By Mya Gosling
Today we take a look at the iconography of Othello, which, frankly, is kind of easy because, let’s face it, he is one of only two Shakespearean characters who are explicitly not white.
I think we can all agree that the time of Othellos depicted by white men in blackface has well and truly past.
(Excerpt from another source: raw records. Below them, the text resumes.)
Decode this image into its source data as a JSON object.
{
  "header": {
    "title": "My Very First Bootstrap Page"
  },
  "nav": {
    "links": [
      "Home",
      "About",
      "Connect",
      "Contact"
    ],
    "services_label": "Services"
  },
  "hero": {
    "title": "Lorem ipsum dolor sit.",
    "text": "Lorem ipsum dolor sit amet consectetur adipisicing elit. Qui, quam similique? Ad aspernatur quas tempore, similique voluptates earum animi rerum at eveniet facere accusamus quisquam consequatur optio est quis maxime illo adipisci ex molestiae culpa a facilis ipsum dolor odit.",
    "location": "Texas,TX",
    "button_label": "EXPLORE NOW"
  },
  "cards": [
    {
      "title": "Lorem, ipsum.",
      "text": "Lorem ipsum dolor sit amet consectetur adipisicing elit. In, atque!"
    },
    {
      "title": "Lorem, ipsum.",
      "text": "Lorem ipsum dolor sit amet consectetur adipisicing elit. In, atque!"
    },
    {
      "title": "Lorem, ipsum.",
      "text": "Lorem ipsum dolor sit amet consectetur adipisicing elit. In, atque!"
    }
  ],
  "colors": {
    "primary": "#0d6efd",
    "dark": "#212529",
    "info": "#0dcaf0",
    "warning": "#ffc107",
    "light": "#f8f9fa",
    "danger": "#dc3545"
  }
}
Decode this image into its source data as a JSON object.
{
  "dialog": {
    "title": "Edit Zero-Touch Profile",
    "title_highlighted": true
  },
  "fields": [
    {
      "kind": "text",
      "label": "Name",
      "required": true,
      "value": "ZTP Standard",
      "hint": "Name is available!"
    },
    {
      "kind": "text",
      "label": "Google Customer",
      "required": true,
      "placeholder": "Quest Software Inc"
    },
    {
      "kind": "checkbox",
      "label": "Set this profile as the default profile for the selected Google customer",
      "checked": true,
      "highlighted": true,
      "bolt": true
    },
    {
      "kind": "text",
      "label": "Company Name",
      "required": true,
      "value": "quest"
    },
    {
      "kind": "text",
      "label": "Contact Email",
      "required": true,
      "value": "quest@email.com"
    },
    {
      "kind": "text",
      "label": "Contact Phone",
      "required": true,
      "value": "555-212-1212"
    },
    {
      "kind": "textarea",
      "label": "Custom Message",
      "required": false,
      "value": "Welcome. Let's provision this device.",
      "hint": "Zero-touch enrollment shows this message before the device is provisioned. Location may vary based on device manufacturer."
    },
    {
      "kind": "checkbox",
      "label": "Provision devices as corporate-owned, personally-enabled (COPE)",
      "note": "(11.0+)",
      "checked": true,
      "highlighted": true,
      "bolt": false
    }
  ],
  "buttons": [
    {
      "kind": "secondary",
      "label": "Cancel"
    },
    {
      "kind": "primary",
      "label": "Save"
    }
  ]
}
What we can’t agree on, though, is the color of the handkerchief. It’s traditionally depicted as white (with all the symbolism that entails) but a relatively recent article argues that it should be black (with all the symbolism that entails), as it is mentioned in the text as being “dyed with mummy”.